Say how many lines in the listing contain the string "frill", giving the number alone.

[Records for the exercise — start]

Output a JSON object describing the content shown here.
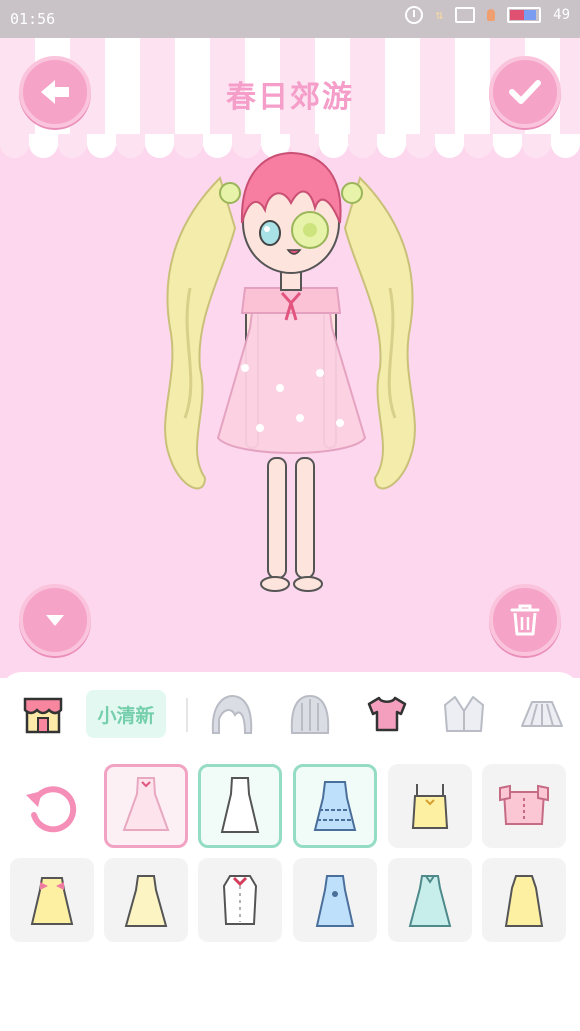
{
  "status_bar": {
    "time": "01:56",
    "battery": "49"
  },
  "header": {
    "title": "春日郊游"
  },
  "category_bar": {
    "active_label": "小清新",
    "icons": [
      "shop-icon",
      "hair-front-icon",
      "hair-back-icon",
      "top-icon",
      "coat-icon",
      "skirt-icon"
    ]
  },
  "colors": {
    "accent_pink": "#f6a3c8",
    "accent_mint": "#76cfac",
    "stage_bg": "#fdd7ee"
  },
  "items_row1": [
    "pink-dress",
    "white-dress",
    "blue-frill-dress",
    "yellow-camisole",
    "pink-frill-top"
  ],
  "items_row2": [
    "yellow-bow-dress",
    "yellow-slip-dress",
    "white-blouse",
    "blue-bow-dress",
    "mint-dress",
    "yellow-dress"
  ],
  "selected_items": [
    "pink-dress",
    "white-dress",
    "blue-frill-dress"
  ]
}
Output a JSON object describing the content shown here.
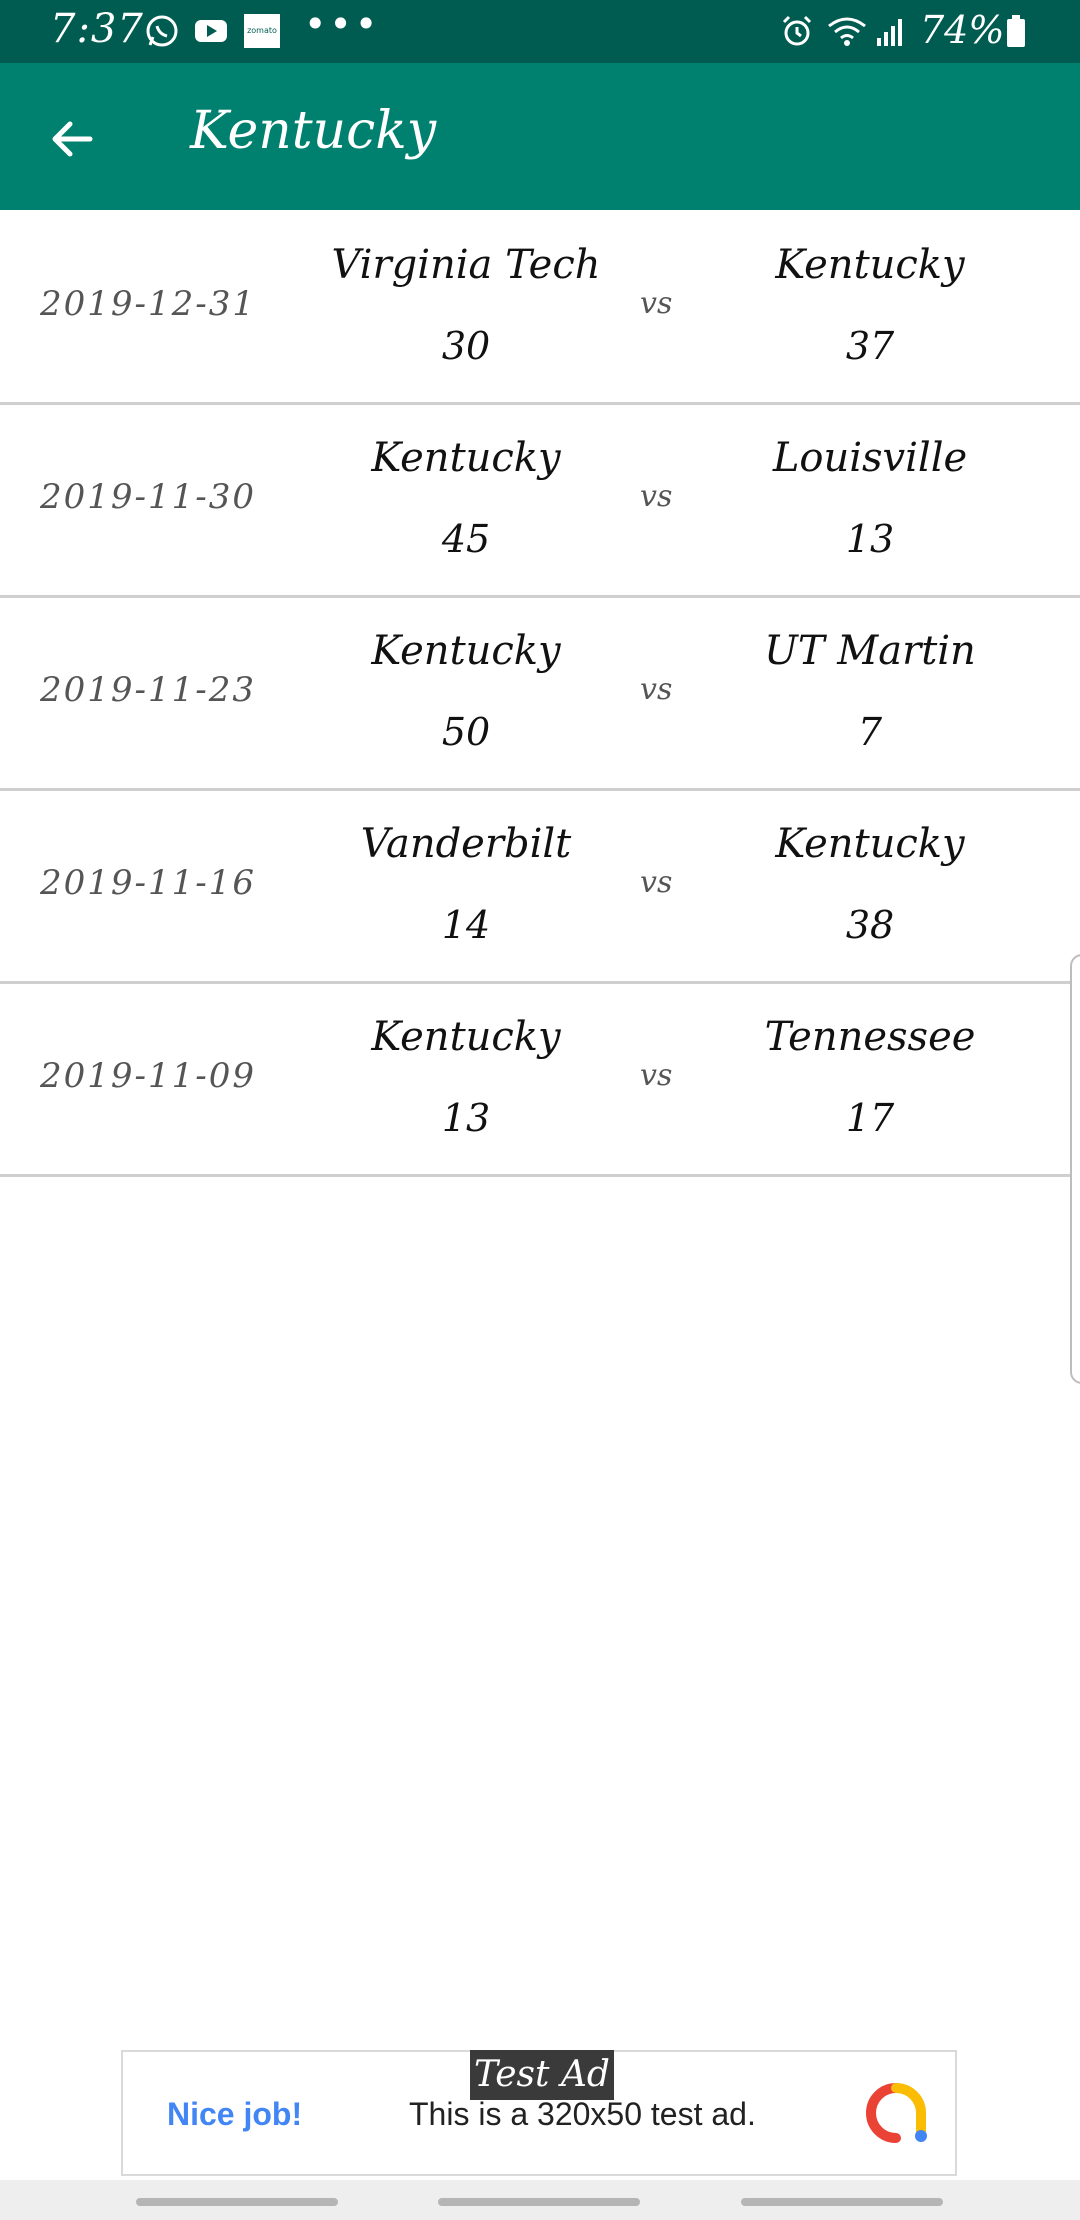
{
  "status_bar": {
    "time": "7:37",
    "dots": "•••",
    "battery": "74%",
    "icons": [
      "whatsapp-icon",
      "youtube-icon",
      "zomato-icon",
      "alarm-icon",
      "wifi-icon",
      "signal-icon",
      "battery-icon"
    ],
    "zomato_label": "zomato"
  },
  "app_bar": {
    "title": "Kentucky",
    "back_icon": "arrow-left-icon",
    "color": "#00806f"
  },
  "games": [
    {
      "date": "2019-12-31",
      "home_team": "Virginia Tech",
      "home_score": "30",
      "vs": "vs",
      "away_team": "Kentucky",
      "away_score": "37"
    },
    {
      "date": "2019-11-30",
      "home_team": "Kentucky",
      "home_score": "45",
      "vs": "vs",
      "away_team": "Louisville",
      "away_score": "13"
    },
    {
      "date": "2019-11-23",
      "home_team": "Kentucky",
      "home_score": "50",
      "vs": "vs",
      "away_team": "UT Martin",
      "away_score": "7"
    },
    {
      "date": "2019-11-16",
      "home_team": "Vanderbilt",
      "home_score": "14",
      "vs": "vs",
      "away_team": "Kentucky",
      "away_score": "38"
    },
    {
      "date": "2019-11-09",
      "home_team": "Kentucky",
      "home_score": "13",
      "vs": "vs",
      "away_team": "Tennessee",
      "away_score": "17"
    }
  ],
  "ad": {
    "badge": "Test Ad",
    "cta": "Nice job!",
    "text": "This is a 320x50 test ad."
  }
}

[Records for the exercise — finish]

Solution for this task
3